jingle Tue 15-Nov-11 10:24:14

Glamma - sounds good to me. smile

Gally Tue 15-Nov-11 10:25:05

susieb - I think you must be married to Mr.G. grin

jingle Tue 15-Nov-11 10:28:57

I've definitely got a need to be in a comfortable, long lasting relationship relationship.

To be honest I think it's best for the whole family as well.

But I do realise it would probably impossible to stay with someone if you have made a big mistake marrying him.

jingle Tue 15-Nov-11 10:29:28

sorry about the extra relationship! shock

Annobel Tue 15-Nov-11 10:39:47

An 'extra relationship' sounds like a good idea, jingle. smile

jingle Tue 15-Nov-11 10:52:15

I was waiting for that! grin

absentgrana Tue 15-Nov-11 10:53:34

I suspect that most of us unthinkingly assume that our own way of life, the choices we have made and the things we do are the norm, especially if they are more or less in tune with the lives of our friends and acquaintances. Of course, if we thought about it we would recognise that lots of other people have completely different lifestyles, have made different choices and do different things. Presumably, it's because we don't think about it that meeting someone who is different from us comes as a surprise (every time) and then out pops the stupid comment or silly question.

The suggestion that someone is selfish because she doesn't have a long-term or any partner is just nonsense. Maybe the woman suggesting it defines herself by the man in her life – many women still do this – and any man is better than none. Maybe she's a "wife as household appliance" and resents others whose lives don't revolve around someone else's requirements. Maybe she cannot cope with a lively, active and attractive woman who simply doesn't want a man in her life and this undermines her sense of self. Maybe she simply doesn't think.

Greatnan Tue 15-Nov-11 10:57:58

Jingle, I fully accept your need to be with a partner - I just wish people would accept that we don't all have the same needs and my first need is for freedom.
You say it is best for the whole family - I am not sure what your evidence is for this. MY daughters said they were much happier after the divorce as things had got very tense in the house. Their father accused the older girl of having 'put me up to it' - he actually started to hit her when she got old enough to beat him in rational argument. That sealed his fate, as far as I was concerned - I would never put up with violence of any kind, for myself or my girls.
I was amused when my cleaner told me her husband had forbidden her to work for me anymore, because she might get 'ideas'. Apparently, divorce is infectious - he was partially right, as my sister got the courage to leave her horrible husband after she saw how happy I was.

jingle Tue 15-Nov-11 11:02:03

Just accept the fact that you are happy Greatnan. You don't need anyone else to back you up in your chosen lifestyle, do you?

The family thing is just how I feel. No evidence whatsoever. smile

Greatnan Tue 15-Nov-11 11:19:06

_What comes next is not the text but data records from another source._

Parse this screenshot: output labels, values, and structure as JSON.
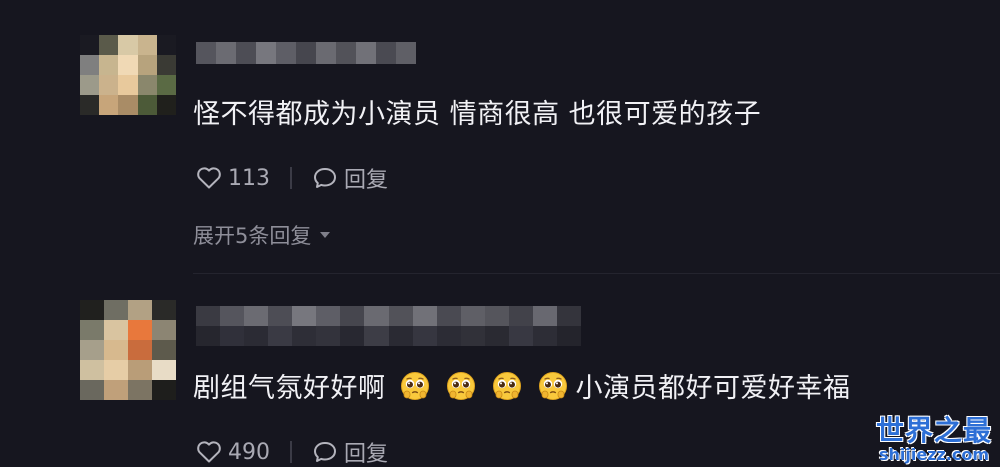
{
  "comments": [
    {
      "text": "怪不得都成为小演员 情商很高 也很可爱的孩子",
      "likes": "113",
      "reply_label": "回复",
      "expand_label": "展开5条回复"
    },
    {
      "text_before": "剧组气氛好好啊",
      "emoji_name": "pleading-face-emoji",
      "emoji_count": 4,
      "text_after": "小演员都好可爱好幸福",
      "likes": "490",
      "reply_label": "回复"
    }
  ],
  "colors": {
    "background": "#16161f",
    "text": "#f1f1f5",
    "muted": "#a9a9b3",
    "watermark": "#2d6fd6"
  },
  "icons": [
    "heart-icon",
    "comment-bubble-icon",
    "caret-down-icon"
  ],
  "watermark": {
    "title": "世界之最",
    "url": "shijiezz.com"
  }
}
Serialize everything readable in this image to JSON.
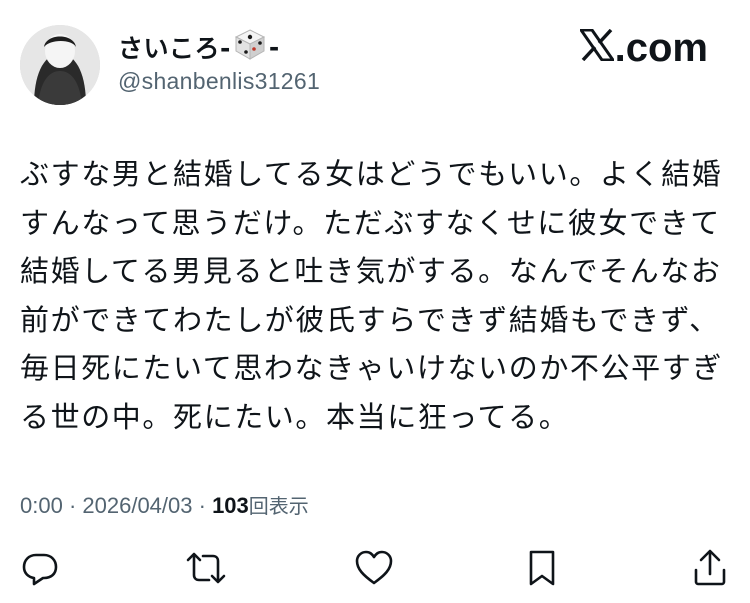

No, I don't need anyone else's approval for my lifestyle, Jingle, and I don't think I implied that I did. I said I found such stupid comments irritating - the way I find midges irritating! The only people whose opinions matter to me are my daughters and their children.
I think it is important not to make women feel guilty about divorce as living with unhappy parents can be a lot worse than living with one very happy parent and visiting the other. Not that my girls visited their father much, as he remarried after a year of saying he could not live without me, meeting them outside school, drunk and threatening suicide. His second wife was very jealous and made it very difficult for him to see the girls and after a couple of years he just stopped contacting them. His loss.

jingle Tue 15-Nov-11 11:47:12